Items from an interface collection:
*** Begin section ***
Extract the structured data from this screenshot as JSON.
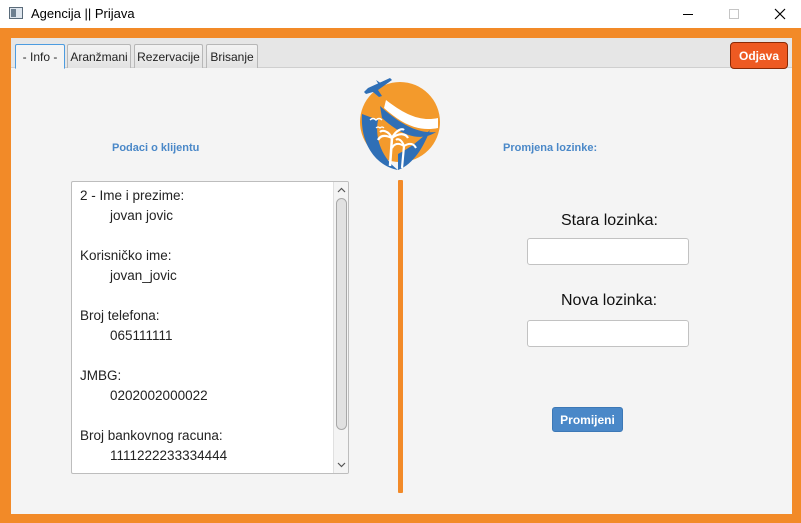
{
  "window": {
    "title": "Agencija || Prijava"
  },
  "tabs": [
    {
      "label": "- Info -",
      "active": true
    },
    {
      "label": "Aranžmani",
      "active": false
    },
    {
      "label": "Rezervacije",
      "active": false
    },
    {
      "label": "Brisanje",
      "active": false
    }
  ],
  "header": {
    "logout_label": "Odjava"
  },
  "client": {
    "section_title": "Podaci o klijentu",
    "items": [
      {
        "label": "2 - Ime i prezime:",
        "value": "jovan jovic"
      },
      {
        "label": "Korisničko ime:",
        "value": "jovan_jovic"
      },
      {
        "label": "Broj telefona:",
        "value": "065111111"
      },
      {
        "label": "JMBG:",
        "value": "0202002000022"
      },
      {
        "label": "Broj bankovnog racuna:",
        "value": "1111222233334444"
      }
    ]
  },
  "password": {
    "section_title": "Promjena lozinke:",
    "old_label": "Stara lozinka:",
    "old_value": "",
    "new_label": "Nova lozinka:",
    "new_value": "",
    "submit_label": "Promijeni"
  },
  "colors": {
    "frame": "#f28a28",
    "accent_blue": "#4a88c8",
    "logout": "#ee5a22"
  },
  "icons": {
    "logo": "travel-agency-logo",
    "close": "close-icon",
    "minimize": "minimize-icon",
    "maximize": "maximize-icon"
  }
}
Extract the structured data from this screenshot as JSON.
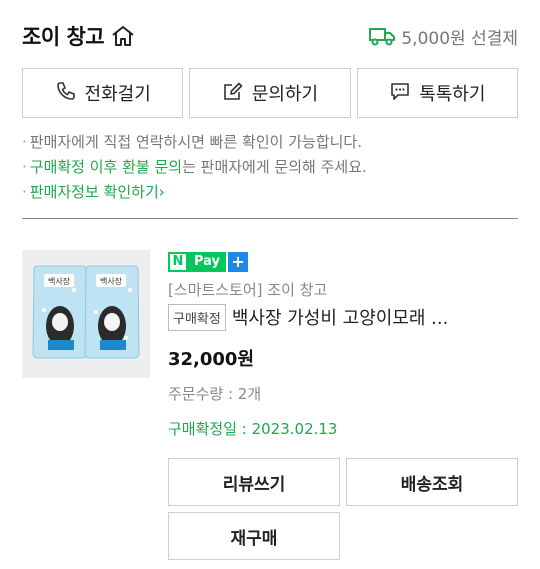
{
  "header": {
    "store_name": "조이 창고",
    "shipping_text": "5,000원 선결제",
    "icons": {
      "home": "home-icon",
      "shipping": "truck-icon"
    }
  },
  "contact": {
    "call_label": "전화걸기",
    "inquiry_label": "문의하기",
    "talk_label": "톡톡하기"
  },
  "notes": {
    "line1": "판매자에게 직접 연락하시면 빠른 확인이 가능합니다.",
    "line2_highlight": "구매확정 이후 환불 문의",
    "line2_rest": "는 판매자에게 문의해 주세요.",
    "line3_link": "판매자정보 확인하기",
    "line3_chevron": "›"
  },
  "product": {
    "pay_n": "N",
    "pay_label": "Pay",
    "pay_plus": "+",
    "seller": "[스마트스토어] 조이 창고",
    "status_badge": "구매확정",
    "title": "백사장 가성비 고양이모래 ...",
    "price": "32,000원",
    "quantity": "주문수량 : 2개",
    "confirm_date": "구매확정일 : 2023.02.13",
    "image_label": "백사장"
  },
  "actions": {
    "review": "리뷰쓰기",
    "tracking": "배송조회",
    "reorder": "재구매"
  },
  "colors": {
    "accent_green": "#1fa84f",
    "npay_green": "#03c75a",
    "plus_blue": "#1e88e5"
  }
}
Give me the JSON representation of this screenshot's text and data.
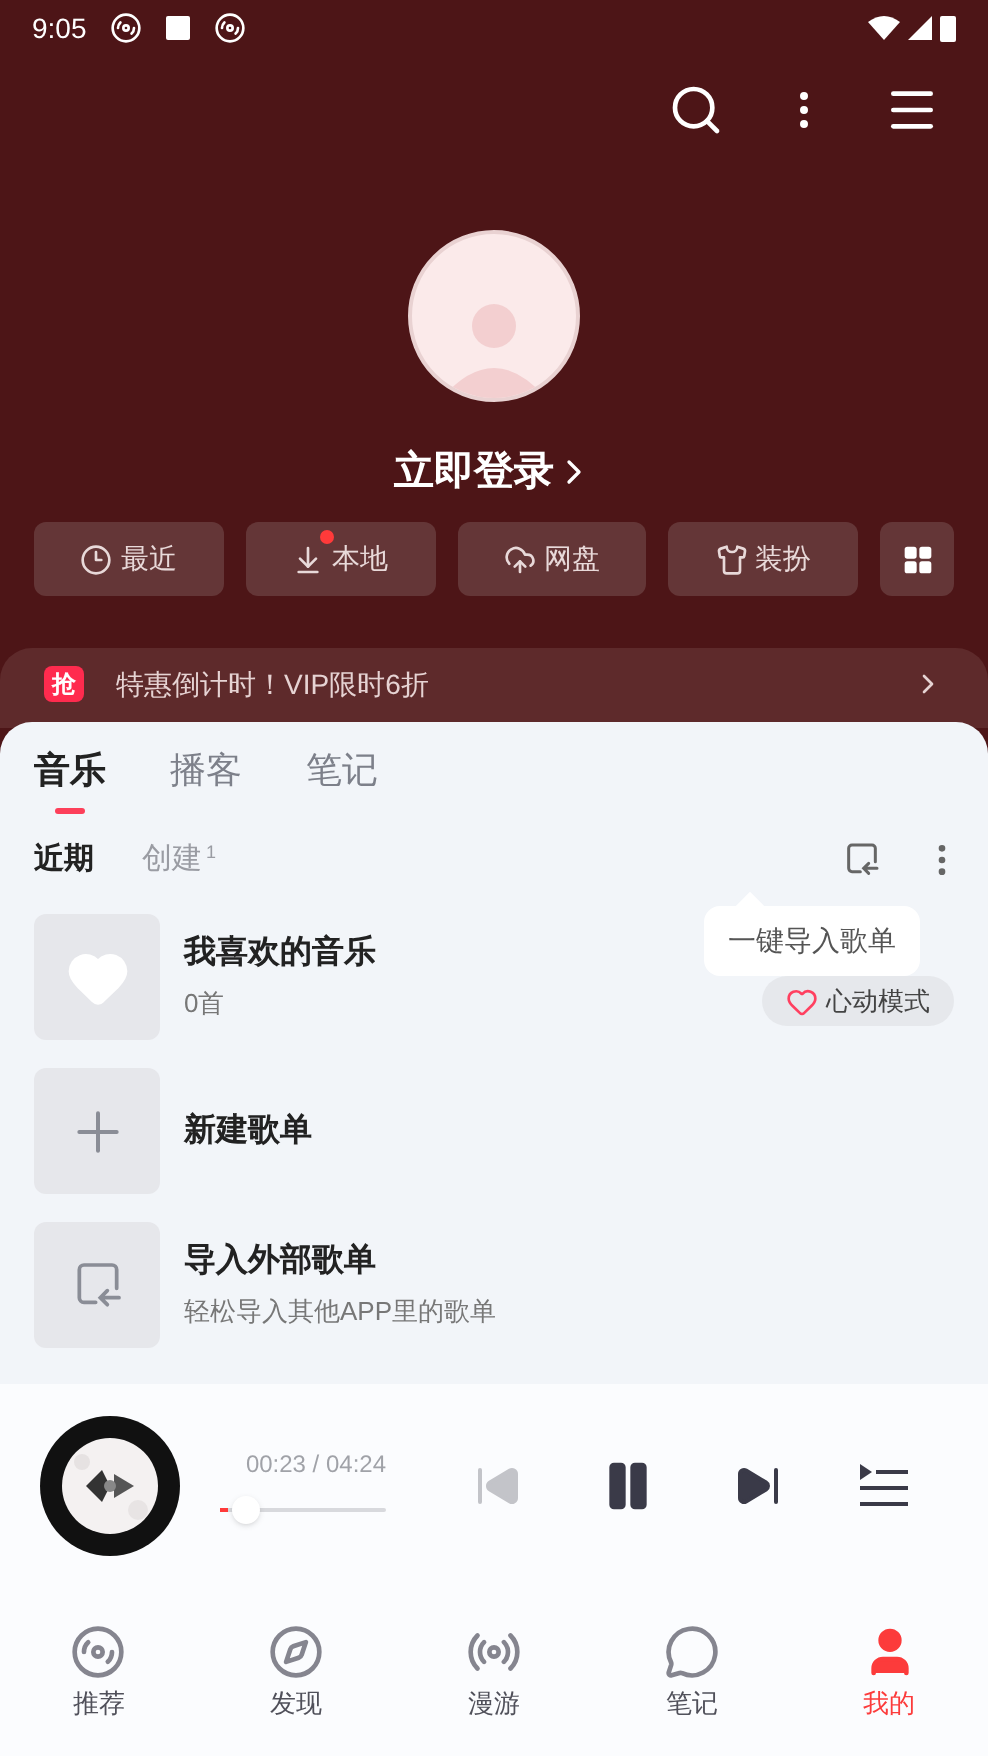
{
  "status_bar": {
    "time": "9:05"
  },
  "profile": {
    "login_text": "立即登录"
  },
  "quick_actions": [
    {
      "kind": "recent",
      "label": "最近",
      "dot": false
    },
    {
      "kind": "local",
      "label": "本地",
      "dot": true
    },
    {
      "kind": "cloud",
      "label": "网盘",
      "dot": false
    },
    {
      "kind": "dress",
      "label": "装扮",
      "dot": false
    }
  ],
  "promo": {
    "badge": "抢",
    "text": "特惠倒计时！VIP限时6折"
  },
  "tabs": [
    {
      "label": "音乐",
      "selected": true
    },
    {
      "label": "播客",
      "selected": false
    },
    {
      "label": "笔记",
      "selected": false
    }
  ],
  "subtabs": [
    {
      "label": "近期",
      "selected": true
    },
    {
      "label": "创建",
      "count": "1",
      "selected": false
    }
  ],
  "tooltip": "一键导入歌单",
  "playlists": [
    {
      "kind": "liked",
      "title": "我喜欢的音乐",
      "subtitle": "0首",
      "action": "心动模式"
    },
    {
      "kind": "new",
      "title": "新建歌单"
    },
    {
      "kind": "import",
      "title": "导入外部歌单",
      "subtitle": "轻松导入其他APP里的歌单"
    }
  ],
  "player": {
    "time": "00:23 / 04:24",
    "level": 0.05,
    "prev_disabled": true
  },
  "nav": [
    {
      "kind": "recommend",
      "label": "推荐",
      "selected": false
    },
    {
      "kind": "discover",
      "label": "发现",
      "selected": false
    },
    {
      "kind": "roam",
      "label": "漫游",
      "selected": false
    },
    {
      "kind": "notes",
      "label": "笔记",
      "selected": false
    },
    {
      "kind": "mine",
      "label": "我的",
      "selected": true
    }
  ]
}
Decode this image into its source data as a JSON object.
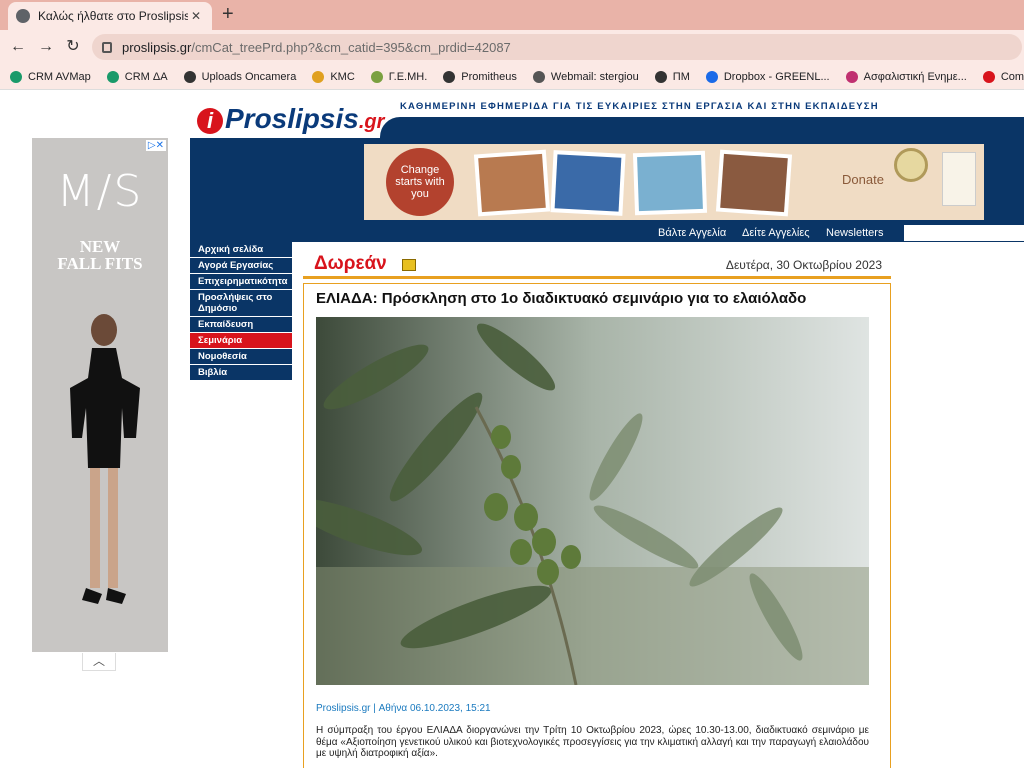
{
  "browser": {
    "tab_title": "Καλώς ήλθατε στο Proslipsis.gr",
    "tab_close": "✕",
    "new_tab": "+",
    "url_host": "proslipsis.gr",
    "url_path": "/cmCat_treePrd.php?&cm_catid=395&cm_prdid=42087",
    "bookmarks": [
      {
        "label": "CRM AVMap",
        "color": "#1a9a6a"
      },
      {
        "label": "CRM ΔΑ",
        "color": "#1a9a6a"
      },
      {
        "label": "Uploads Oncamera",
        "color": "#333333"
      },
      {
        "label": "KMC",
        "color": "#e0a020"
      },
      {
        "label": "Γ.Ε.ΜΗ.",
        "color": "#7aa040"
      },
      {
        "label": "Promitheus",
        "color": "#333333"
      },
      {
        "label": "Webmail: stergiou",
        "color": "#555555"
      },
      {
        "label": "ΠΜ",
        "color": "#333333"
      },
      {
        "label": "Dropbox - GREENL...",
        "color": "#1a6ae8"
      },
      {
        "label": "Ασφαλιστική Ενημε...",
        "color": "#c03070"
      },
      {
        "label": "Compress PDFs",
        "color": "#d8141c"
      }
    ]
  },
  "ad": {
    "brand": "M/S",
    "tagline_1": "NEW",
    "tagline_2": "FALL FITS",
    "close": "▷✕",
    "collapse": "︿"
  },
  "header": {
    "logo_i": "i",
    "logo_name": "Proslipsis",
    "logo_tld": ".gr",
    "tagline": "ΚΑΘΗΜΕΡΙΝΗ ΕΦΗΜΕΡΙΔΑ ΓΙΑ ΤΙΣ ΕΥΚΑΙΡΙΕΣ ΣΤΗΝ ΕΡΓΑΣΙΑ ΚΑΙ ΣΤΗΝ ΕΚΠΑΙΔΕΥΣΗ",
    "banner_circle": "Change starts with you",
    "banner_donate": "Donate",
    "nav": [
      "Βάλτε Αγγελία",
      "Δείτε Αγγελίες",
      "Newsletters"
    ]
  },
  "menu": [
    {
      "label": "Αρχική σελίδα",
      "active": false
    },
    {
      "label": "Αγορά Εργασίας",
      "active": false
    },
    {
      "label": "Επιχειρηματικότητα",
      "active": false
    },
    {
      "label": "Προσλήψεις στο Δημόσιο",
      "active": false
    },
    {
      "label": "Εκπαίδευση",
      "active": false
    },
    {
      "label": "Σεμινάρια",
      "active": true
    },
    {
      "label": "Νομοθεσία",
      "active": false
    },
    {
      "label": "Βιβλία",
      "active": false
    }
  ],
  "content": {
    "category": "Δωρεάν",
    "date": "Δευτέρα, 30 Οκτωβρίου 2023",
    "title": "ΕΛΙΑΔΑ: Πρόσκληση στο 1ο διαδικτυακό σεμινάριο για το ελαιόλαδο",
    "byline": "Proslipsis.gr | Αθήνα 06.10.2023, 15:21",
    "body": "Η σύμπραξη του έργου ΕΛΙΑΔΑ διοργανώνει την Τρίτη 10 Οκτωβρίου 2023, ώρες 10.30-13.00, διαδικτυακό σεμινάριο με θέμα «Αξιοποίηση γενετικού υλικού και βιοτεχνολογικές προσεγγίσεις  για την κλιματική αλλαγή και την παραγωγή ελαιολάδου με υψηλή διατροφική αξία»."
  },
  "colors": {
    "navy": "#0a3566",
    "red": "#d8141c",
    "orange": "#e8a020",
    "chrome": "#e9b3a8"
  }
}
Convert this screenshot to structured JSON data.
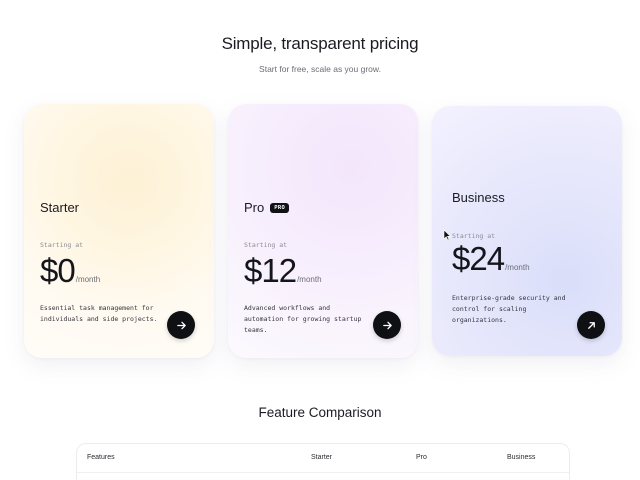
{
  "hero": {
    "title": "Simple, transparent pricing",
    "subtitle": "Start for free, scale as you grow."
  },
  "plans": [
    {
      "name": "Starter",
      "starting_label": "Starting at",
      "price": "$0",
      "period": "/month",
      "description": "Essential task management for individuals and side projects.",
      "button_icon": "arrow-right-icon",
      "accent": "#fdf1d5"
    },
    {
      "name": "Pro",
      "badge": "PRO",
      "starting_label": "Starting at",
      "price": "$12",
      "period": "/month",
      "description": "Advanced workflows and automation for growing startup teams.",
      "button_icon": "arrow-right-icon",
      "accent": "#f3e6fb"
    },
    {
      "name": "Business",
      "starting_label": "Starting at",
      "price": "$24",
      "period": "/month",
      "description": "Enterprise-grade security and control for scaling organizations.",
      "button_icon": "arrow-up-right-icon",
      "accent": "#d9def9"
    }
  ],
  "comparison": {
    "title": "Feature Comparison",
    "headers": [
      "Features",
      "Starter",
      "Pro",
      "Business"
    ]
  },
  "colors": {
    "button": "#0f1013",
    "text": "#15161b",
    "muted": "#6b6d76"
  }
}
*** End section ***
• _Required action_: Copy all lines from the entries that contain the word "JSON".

• _Task output_:
Extract the structured data from this screenshot as JSON.
Extract the structured data from this screenshot as JSON.
Give me the JSON representation of this screenshot's text and data.
Decode this image into its source data as a JSON object.
Convert this screenshot to structured JSON data.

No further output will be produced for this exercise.